• What is required:
A verbatim reproduction of the following listing is required; omit the pictures.

** Entries provided follows **

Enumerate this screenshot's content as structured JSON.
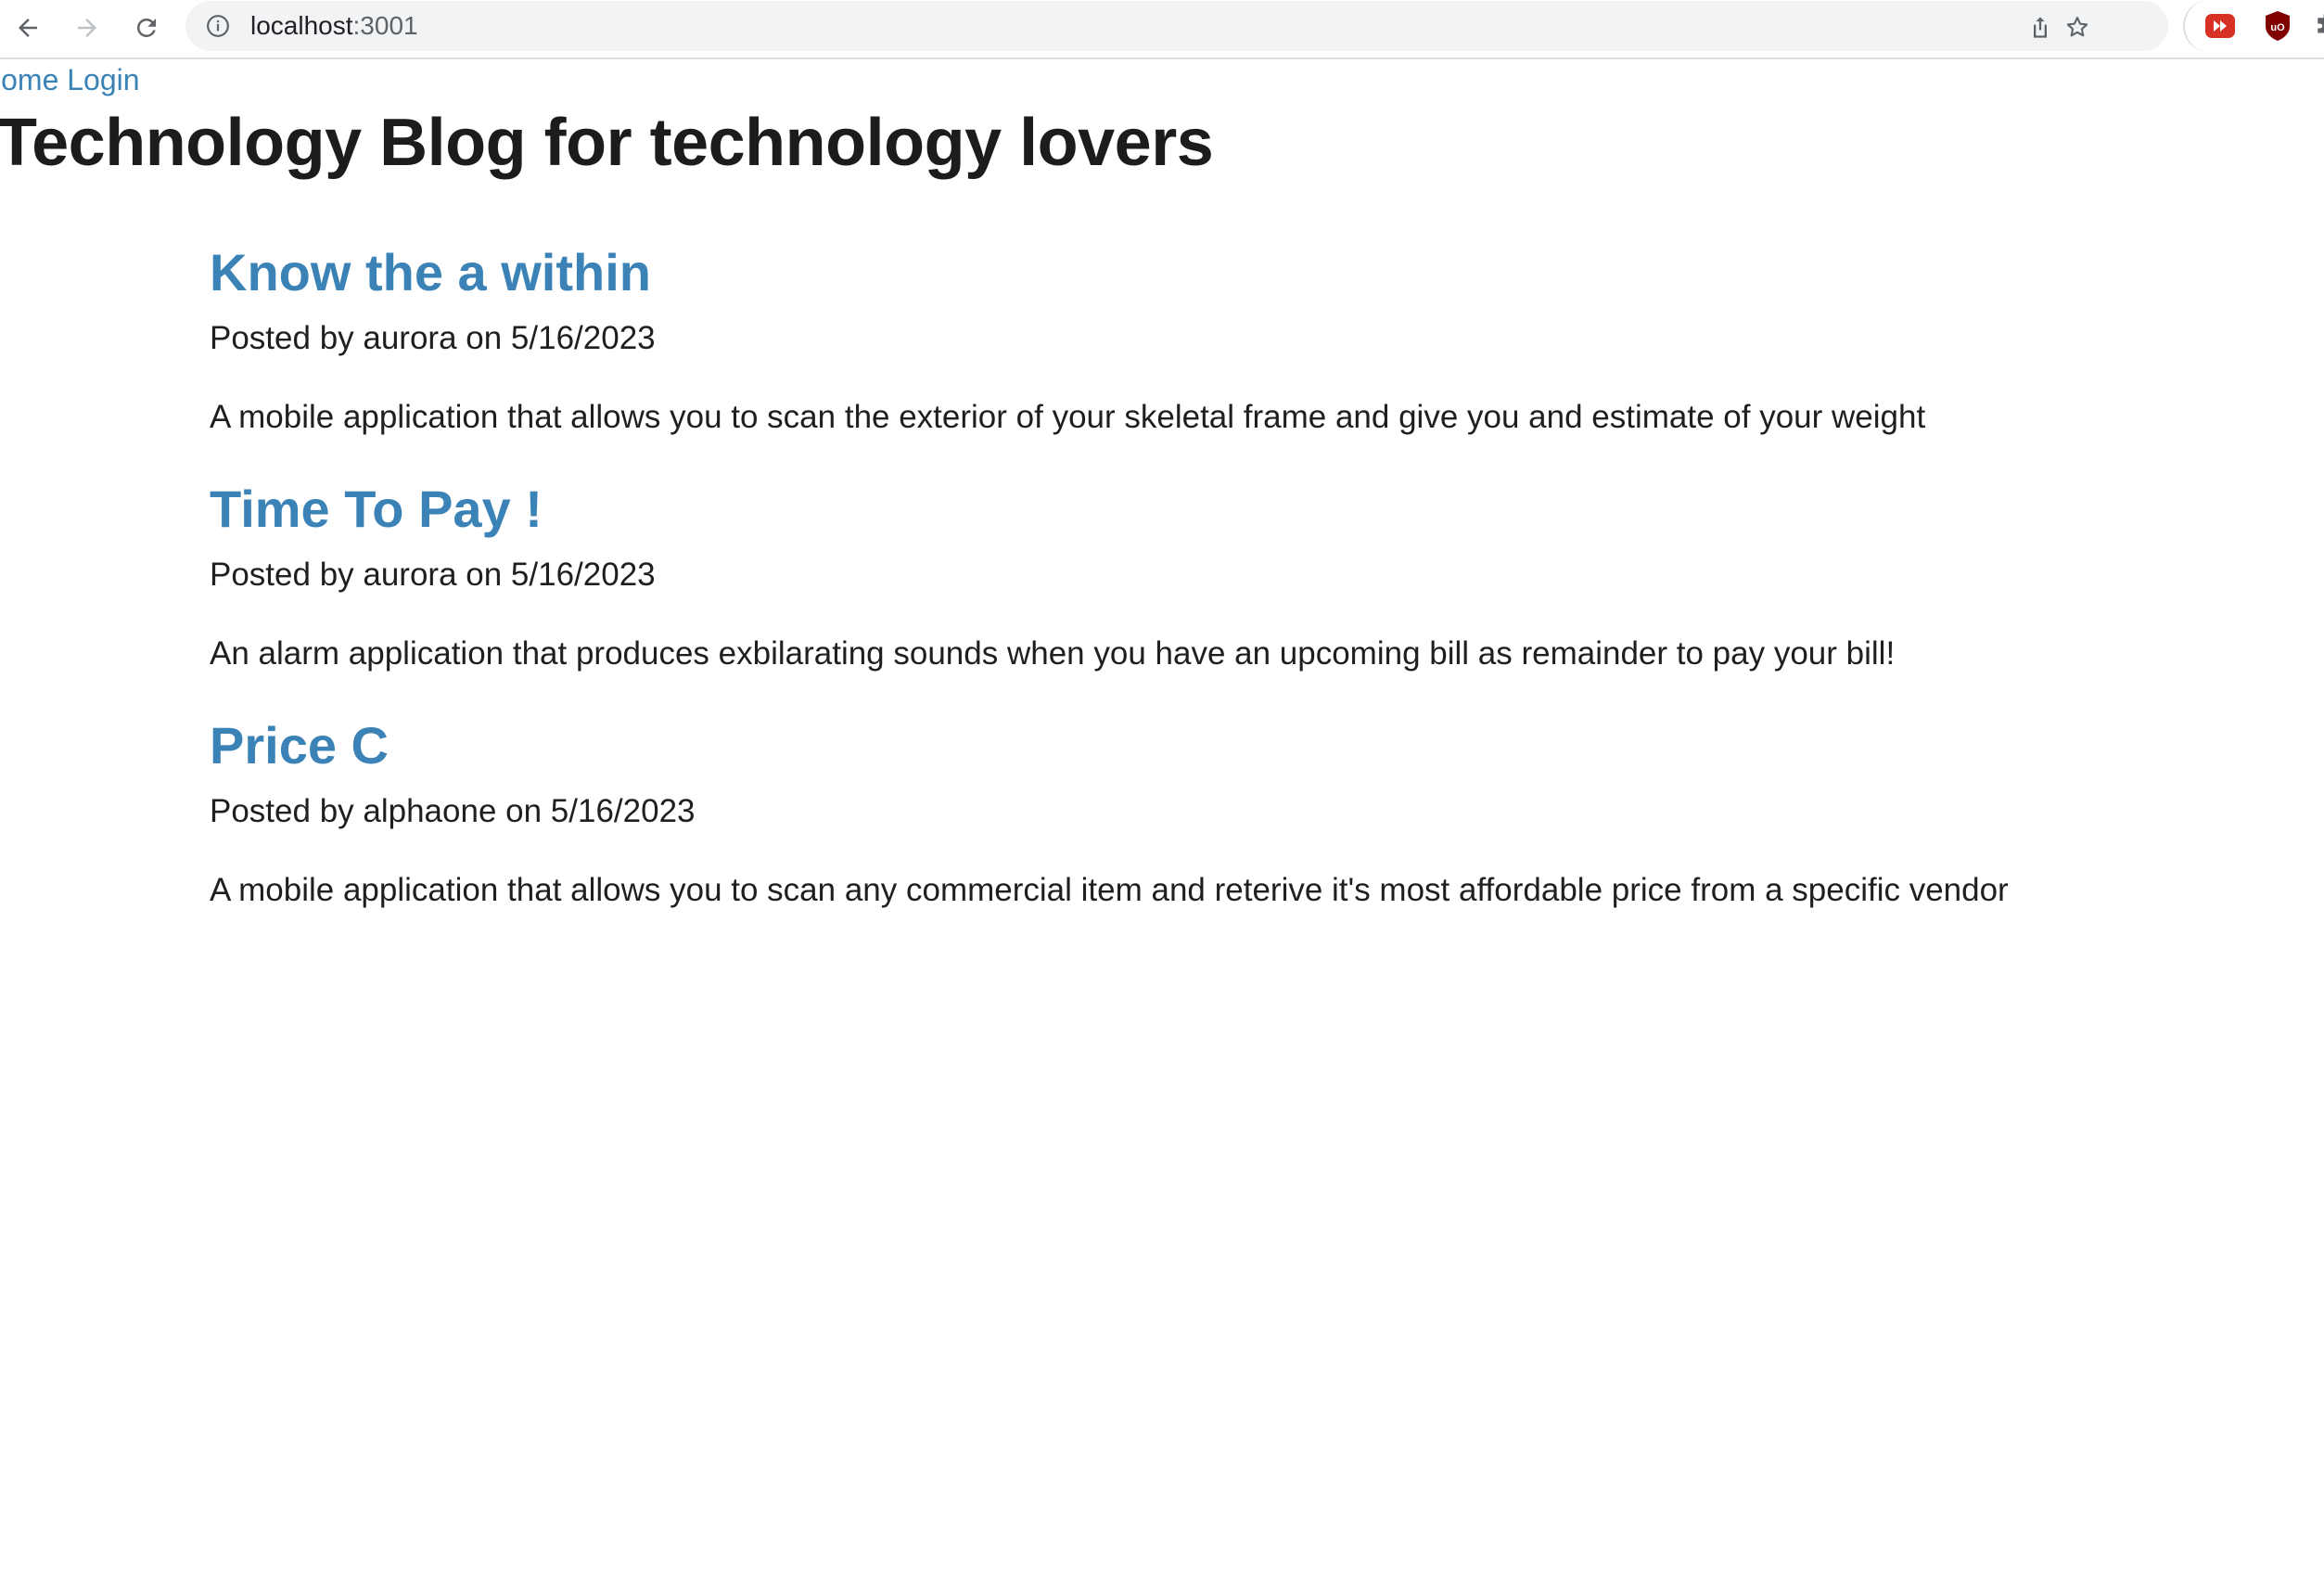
{
  "browser": {
    "url_host": "localhost",
    "url_port": ":3001",
    "icons": {
      "back": "back-arrow-icon",
      "forward": "forward-arrow-icon",
      "reload": "reload-icon",
      "site_info": "info-icon",
      "share": "share-icon",
      "bookmark": "star-icon",
      "extension_1": "youtube-extension-icon",
      "extension_2": "ublock-extension-icon",
      "extensions_menu": "puzzle-icon"
    },
    "extension_2_text": "uO"
  },
  "nav": {
    "home_label": "Home",
    "login_label": "Login"
  },
  "site": {
    "title": "Technology Blog for technology lovers"
  },
  "posts": [
    {
      "title": "Know the a within",
      "meta": "Posted by aurora on 5/16/2023",
      "body": "A mobile application that allows you to scan the exterior of your skeletal frame and give you and estimate of your weight"
    },
    {
      "title": "Time To Pay !",
      "meta": "Posted by aurora on 5/16/2023",
      "body": "An alarm application that produces exbilarating sounds when you have an upcoming bill as remainder to pay your bill!"
    },
    {
      "title": "Price C",
      "meta": "Posted by alphaone on 5/16/2023",
      "body": "A mobile application that allows you to scan any commercial item and reterive it's most affordable price from a specific vendor"
    }
  ],
  "colors": {
    "link": "#3b83b7",
    "text": "#1f1f1f",
    "omnibox": "#f1f3f4"
  }
}
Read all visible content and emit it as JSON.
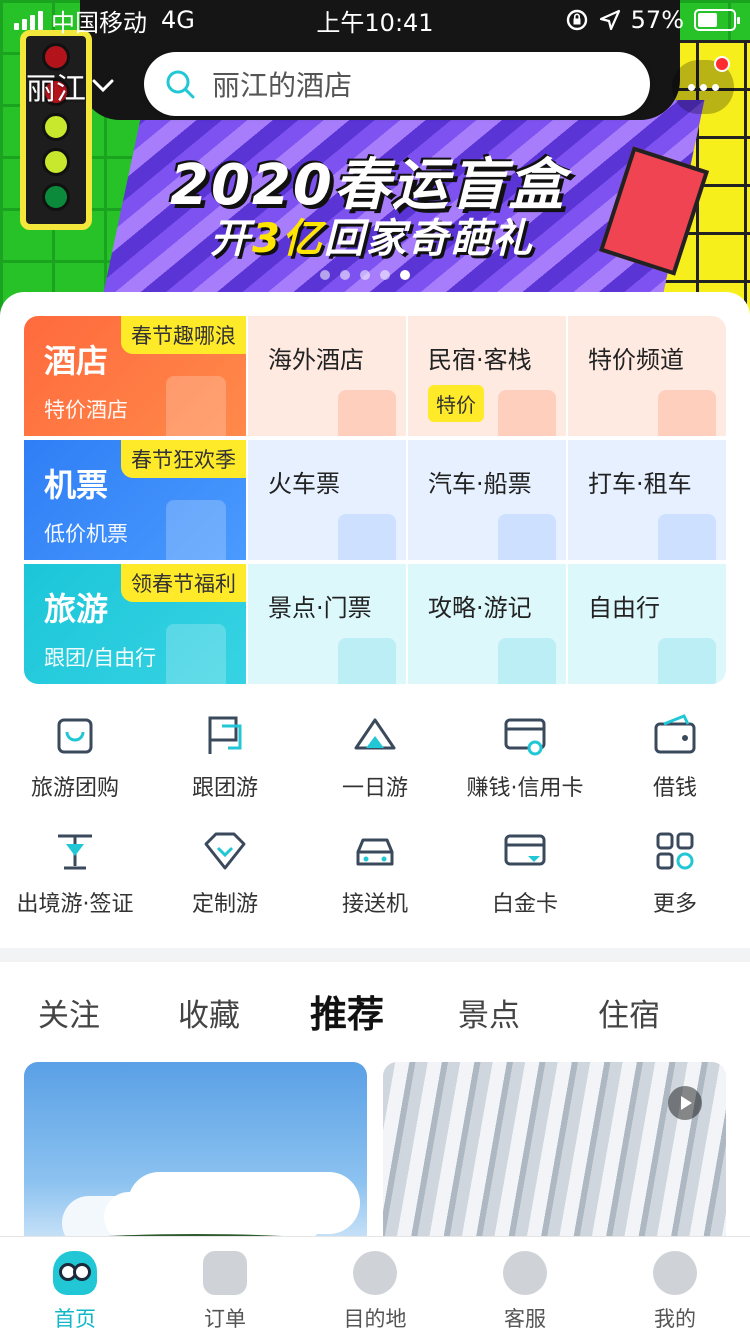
{
  "status_bar": {
    "carrier": "中国移动",
    "network": "4G",
    "time": "上午10:41",
    "battery": "57%",
    "battery_level": 0.57
  },
  "header": {
    "city": "丽江",
    "search_placeholder": "丽江的酒店"
  },
  "banner": {
    "title_line1": "2020春运盲盒",
    "title_line2_a": "开",
    "title_line2_hl": "3亿",
    "title_line2_b": "回家奇葩礼",
    "page_count": 5,
    "active_page": 5
  },
  "services": [
    {
      "title": "酒店",
      "subtitle": "特价酒店",
      "tag": "春节趣哪浪",
      "items": [
        {
          "label": "海外酒店",
          "badge": ""
        },
        {
          "label": "民宿·客栈",
          "badge": "特价"
        },
        {
          "label": "特价频道",
          "badge": ""
        }
      ]
    },
    {
      "title": "机票",
      "subtitle": "低价机票",
      "tag": "春节狂欢季",
      "items": [
        {
          "label": "火车票",
          "badge": ""
        },
        {
          "label": "汽车·船票",
          "badge": ""
        },
        {
          "label": "打车·租车",
          "badge": ""
        }
      ]
    },
    {
      "title": "旅游",
      "subtitle": "跟团/自由行",
      "tag": "领春节福利",
      "items": [
        {
          "label": "景点·门票",
          "badge": ""
        },
        {
          "label": "攻略·游记",
          "badge": ""
        },
        {
          "label": "自由行",
          "badge": ""
        }
      ]
    }
  ],
  "shortcuts": [
    {
      "label": "旅游团购",
      "icon": "shopping-bag-icon"
    },
    {
      "label": "跟团游",
      "icon": "flag-icon"
    },
    {
      "label": "一日游",
      "icon": "mountain-icon"
    },
    {
      "label": "赚钱·信用卡",
      "icon": "credit-card-icon"
    },
    {
      "label": "借钱",
      "icon": "wallet-icon"
    },
    {
      "label": "出境游·签证",
      "icon": "landmark-icon"
    },
    {
      "label": "定制游",
      "icon": "diamond-icon"
    },
    {
      "label": "接送机",
      "icon": "car-icon"
    },
    {
      "label": "白金卡",
      "icon": "card-icon"
    },
    {
      "label": "更多",
      "icon": "grid-icon"
    }
  ],
  "feed_tabs": [
    "关注",
    "收藏",
    "推荐",
    "景点",
    "住宿"
  ],
  "feed_active_tab": "推荐",
  "tabbar": [
    {
      "label": "首页",
      "icon": "home-mascot-icon",
      "active": true
    },
    {
      "label": "订单",
      "icon": "order-icon",
      "active": false
    },
    {
      "label": "目的地",
      "icon": "location-pin-icon",
      "active": false
    },
    {
      "label": "客服",
      "icon": "chat-icon",
      "active": false
    },
    {
      "label": "我的",
      "icon": "profile-icon",
      "active": false
    }
  ],
  "colors": {
    "accent": "#22c7d6",
    "hotel": "#ff6a3d",
    "flight": "#2f7ef5",
    "travel": "#1bc6d8",
    "tag_yellow": "#ffea2a"
  }
}
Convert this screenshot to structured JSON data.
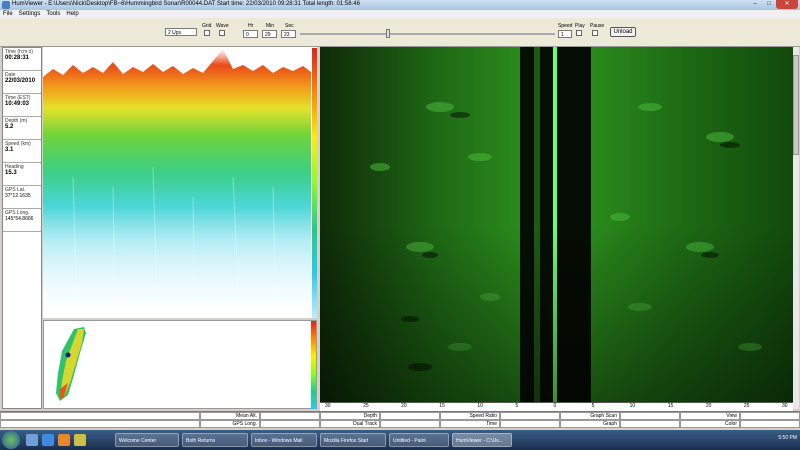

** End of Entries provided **

• Response:
Enumerate this screenshot's content as structured JSON.
{
  "browser": {
    "url_host": "localhost",
    "url_port": ":3001",
    "icons": {
      "back": "back-arrow-icon",
      "forward": "forward-arrow-icon",
      "reload": "reload-icon",
      "site_info": "info-icon",
      "share": "share-icon",
      "bookmark": "star-icon",
      "extension_1": "youtube-extension-icon",
      "extension_2": "ublock-extension-icon",
      "extensions_menu": "puzzle-icon"
    },
    "extension_2_text": "uO"
  },
  "nav": {
    "home_label": "Home",
    "login_label": "Login"
  },
  "site": {
    "title": "Technology Blog for technology lovers"
  },
  "posts": [
    {
      "title": "Know the a within",
      "meta": "Posted by aurora on 5/16/2023",
      "body": "A mobile application that allows you to scan the exterior of your skeletal frame and give you and estimate of your weight"
    },
    {
      "title": "Time To Pay !",
      "meta": "Posted by aurora on 5/16/2023",
      "body": "An alarm application that produces exbilarating sounds when you have an upcoming bill as remainder to pay your bill!"
    },
    {
      "title": "Price C",
      "meta": "Posted by alphaone on 5/16/2023",
      "body": "A mobile application that allows you to scan any commercial item and reterive it's most affordable price from a specific vendor"
    }
  ],
  "colors": {
    "link": "#3b83b7",
    "text": "#1f1f1f",
    "omnibox": "#f1f3f4"
  }
}
Read all visible content and emit it as JSON.
{
  "status_bar": {
    "carrier": "中国移动",
    "network": "4G",
    "time": "上午10:41",
    "battery": "57%",
    "battery_level": 0.57
  },
  "header": {
    "city": "丽江",
    "search_placeholder": "丽江的酒店"
  },
  "banner": {
    "title_line1": "2020春运盲盒",
    "title_line2_a": "开",
    "title_line2_hl": "3亿",
    "title_line2_b": "回家奇葩礼",
    "page_count": 5,
    "active_page": 5
  },
  "services": [
    {
      "title": "酒店",
      "subtitle": "特价酒店",
      "tag": "春节趣哪浪",
      "items": [
        {
          "label": "海外酒店",
          "badge": ""
        },
        {
          "label": "民宿·客栈",
          "badge": "特价"
        },
        {
          "label": "特价频道",
          "badge": ""
        }
      ]
    },
    {
      "title": "机票",
      "subtitle": "低价机票",
      "tag": "春节狂欢季",
      "items": [
        {
          "label": "火车票",
          "badge": ""
        },
        {
          "label": "汽车·船票",
          "badge": ""
        },
        {
          "label": "打车·租车",
          "badge": ""
        }
      ]
    },
    {
      "title": "旅游",
      "subtitle": "跟团/自由行",
      "tag": "领春节福利",
      "items": [
        {
          "label": "景点·门票",
          "badge": ""
        },
        {
          "label": "攻略·游记",
          "badge": ""
        },
        {
          "label": "自由行",
          "badge": ""
        }
      ]
    }
  ],
  "shortcuts": [
    {
      "label": "旅游团购",
      "icon": "shopping-bag-icon"
    },
    {
      "label": "跟团游",
      "icon": "flag-icon"
    },
    {
      "label": "一日游",
      "icon": "mountain-icon"
    },
    {
      "label": "赚钱·信用卡",
      "icon": "credit-card-icon"
    },
    {
      "label": "借钱",
      "icon": "wallet-icon"
    },
    {
      "label": "出境游·签证",
      "icon": "landmark-icon"
    },
    {
      "label": "定制游",
      "icon": "diamond-icon"
    },
    {
      "label": "接送机",
      "icon": "car-icon"
    },
    {
      "label": "白金卡",
      "icon": "card-icon"
    },
    {
      "label": "更多",
      "icon": "grid-icon"
    }
  ],
  "feed_tabs": [
    "关注",
    "收藏",
    "推荐",
    "景点",
    "住宿"
  ],
  "feed_active_tab": "推荐",
  "tabbar": [
    {
      "label": "首页",
      "icon": "home-mascot-icon",
      "active": true
    },
    {
      "label": "订单",
      "icon": "order-icon",
      "active": false
    },
    {
      "label": "目的地",
      "icon": "location-pin-icon",
      "active": false
    },
    {
      "label": "客服",
      "icon": "chat-icon",
      "active": false
    },
    {
      "label": "我的",
      "icon": "profile-icon",
      "active": false
    }
  ],
  "colors": {
    "accent": "#22c7d6",
    "hotel": "#ff6a3d",
    "flight": "#2f7ef5",
    "travel": "#1bc6d8",
    "tag_yellow": "#ffea2a"
  }
}
Convert this screenshot to structured JSON data.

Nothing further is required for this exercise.